Roger de La Fresnaye
(1885 – 1925)
It was the luminousness of La Fresnaye’s palette and his Cézannian feel for equilibrium that drew Jean Planque to this artist’s paintings. The unusual thing about this landscape is the fact that it was painted on both sides of the canvas. The artist did the first version on a sizing that enhances the brightness of the colors, though it imparts a more confused perception of the bridge across the Seine in the village of Meulan. A comparison between the two versions shows that the artist was moving toward a more tranquil and compact articulation of architecture. Roger de La Fresnaye subscribed cautiously to the Cubist revolution: he felt that painting ought not to totally jettison direct observation from life. Though he accepted the notion of constructing a painting from simplified planes, he was never entirely willing to forego the pleasure of depicting the transitions of light and its motion in space.
The Bridge at Meulan, 1911-12

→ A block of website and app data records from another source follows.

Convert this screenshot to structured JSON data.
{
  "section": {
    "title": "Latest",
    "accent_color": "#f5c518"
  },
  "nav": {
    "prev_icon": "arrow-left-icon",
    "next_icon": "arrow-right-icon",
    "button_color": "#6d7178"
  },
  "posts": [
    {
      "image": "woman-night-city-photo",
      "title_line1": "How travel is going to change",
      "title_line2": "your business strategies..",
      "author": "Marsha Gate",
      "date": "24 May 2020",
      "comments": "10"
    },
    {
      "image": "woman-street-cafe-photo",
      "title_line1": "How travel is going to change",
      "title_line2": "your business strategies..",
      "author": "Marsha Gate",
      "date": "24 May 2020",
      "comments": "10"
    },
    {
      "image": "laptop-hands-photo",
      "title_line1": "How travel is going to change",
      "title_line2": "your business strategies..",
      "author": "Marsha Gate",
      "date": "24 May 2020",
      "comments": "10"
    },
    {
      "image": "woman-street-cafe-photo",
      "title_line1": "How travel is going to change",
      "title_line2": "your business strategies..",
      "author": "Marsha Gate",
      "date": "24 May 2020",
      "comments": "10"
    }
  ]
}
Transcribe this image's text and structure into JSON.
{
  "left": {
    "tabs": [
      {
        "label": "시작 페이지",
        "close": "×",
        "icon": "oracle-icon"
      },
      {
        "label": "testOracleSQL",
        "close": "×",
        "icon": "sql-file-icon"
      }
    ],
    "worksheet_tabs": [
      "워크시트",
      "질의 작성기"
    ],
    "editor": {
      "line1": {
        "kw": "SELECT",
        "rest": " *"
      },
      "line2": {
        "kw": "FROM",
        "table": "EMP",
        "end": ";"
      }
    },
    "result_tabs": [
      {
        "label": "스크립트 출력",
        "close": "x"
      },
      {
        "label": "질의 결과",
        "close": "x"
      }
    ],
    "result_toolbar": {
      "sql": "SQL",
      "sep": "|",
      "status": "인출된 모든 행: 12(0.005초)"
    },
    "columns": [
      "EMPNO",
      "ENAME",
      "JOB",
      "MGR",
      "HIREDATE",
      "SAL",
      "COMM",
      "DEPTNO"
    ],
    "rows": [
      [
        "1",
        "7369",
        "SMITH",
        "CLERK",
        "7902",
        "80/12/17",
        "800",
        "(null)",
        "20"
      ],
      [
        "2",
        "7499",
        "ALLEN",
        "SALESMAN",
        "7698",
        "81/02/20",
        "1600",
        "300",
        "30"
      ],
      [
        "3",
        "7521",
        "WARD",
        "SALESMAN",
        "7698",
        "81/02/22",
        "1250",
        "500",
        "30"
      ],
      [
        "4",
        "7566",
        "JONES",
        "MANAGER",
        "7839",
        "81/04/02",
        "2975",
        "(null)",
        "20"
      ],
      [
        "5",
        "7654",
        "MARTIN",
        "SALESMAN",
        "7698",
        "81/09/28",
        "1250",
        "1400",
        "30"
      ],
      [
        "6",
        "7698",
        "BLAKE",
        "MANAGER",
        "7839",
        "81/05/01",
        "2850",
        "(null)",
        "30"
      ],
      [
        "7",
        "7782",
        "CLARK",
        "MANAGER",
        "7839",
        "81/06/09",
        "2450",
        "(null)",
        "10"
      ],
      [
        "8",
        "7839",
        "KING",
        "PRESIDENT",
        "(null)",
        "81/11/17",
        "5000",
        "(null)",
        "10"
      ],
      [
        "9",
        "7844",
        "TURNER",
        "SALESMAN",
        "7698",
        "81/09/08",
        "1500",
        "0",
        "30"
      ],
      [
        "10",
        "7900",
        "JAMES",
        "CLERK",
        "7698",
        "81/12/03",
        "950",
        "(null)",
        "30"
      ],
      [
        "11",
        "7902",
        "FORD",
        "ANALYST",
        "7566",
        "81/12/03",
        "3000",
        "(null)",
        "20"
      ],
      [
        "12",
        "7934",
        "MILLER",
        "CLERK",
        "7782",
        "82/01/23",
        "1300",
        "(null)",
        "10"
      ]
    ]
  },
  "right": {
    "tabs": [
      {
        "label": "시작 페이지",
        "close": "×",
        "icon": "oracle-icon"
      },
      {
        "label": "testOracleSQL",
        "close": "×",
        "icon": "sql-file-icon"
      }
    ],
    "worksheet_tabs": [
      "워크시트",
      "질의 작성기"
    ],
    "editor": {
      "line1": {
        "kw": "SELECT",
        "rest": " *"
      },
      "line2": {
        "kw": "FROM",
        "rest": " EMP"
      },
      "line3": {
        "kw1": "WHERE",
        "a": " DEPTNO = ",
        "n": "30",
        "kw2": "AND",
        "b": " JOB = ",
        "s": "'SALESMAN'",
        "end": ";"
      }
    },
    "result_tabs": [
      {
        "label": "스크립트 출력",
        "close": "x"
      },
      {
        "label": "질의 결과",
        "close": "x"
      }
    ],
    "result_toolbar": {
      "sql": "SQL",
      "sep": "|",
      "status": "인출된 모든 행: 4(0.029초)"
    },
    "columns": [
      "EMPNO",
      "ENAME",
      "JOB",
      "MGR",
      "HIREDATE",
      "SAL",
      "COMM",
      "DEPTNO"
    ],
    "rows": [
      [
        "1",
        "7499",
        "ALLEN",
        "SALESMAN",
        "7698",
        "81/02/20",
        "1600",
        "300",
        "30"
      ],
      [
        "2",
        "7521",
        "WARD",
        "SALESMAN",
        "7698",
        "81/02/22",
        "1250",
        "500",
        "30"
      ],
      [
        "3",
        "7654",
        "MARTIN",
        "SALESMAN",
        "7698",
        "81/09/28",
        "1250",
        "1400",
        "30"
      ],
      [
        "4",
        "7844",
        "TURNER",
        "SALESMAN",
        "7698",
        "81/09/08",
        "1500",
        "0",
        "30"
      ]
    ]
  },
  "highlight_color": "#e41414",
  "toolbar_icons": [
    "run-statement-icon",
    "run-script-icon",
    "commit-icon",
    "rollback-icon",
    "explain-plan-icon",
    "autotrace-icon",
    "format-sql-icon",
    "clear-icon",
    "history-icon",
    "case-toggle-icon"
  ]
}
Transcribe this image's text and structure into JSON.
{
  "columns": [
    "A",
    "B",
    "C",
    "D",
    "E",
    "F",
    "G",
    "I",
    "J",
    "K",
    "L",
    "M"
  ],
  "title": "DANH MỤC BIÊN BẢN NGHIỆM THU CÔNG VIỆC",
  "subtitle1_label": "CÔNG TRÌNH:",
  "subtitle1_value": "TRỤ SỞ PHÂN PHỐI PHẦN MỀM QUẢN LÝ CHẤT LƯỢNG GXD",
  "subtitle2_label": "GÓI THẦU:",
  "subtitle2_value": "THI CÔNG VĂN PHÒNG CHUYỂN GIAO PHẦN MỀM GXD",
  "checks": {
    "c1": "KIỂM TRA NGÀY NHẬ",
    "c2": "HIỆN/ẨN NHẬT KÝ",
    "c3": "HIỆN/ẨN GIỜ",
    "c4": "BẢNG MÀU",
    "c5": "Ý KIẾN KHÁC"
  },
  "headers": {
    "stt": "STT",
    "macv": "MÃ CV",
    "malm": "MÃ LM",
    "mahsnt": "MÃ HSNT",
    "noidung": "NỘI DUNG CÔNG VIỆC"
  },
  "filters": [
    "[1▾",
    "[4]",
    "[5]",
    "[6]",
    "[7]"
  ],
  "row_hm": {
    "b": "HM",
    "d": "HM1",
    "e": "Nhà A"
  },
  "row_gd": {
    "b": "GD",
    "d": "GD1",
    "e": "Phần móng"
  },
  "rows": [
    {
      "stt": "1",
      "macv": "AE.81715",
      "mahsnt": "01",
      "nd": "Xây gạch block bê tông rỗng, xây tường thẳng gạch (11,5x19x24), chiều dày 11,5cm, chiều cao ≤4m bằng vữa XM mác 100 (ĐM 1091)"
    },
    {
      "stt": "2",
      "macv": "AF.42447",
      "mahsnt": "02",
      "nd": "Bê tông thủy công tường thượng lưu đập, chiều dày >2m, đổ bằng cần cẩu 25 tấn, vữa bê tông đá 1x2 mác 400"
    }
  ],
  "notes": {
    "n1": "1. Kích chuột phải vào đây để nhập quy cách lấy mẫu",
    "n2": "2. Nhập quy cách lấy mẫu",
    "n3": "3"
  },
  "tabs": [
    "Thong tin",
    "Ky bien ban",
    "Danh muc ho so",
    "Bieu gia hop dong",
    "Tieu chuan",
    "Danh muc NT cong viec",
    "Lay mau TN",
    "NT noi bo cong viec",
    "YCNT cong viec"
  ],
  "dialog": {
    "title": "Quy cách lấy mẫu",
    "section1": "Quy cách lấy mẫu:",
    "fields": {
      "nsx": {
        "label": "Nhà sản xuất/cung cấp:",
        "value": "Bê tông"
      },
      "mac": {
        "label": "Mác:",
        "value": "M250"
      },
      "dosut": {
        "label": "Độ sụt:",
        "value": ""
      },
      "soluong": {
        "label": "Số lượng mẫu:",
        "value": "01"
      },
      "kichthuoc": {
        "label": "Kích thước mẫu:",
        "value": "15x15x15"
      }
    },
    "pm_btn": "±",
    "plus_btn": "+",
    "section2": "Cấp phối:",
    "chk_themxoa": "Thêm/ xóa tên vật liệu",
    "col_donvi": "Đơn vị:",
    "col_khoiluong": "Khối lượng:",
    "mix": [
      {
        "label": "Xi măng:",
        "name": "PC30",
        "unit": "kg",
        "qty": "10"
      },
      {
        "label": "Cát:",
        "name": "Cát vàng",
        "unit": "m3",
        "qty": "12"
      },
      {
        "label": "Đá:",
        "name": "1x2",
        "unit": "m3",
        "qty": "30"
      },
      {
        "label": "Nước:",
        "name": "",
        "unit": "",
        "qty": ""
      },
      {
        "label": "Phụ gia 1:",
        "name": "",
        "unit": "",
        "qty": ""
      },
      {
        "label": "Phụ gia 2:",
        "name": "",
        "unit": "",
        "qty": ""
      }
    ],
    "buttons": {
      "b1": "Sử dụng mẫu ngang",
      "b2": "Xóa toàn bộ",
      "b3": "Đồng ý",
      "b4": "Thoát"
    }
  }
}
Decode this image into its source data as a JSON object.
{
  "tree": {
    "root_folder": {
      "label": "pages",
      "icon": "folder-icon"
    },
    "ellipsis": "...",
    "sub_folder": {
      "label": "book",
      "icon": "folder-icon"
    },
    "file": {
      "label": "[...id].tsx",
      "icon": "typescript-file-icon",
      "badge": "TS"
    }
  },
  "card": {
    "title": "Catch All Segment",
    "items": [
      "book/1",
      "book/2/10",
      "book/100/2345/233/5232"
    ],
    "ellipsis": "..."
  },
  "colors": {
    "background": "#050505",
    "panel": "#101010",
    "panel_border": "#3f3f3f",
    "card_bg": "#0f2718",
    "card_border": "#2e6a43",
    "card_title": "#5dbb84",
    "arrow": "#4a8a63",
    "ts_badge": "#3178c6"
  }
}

Oil on canvas, painted on both sides
60.5 x 72.6 cm (23.8 x 28.6 in)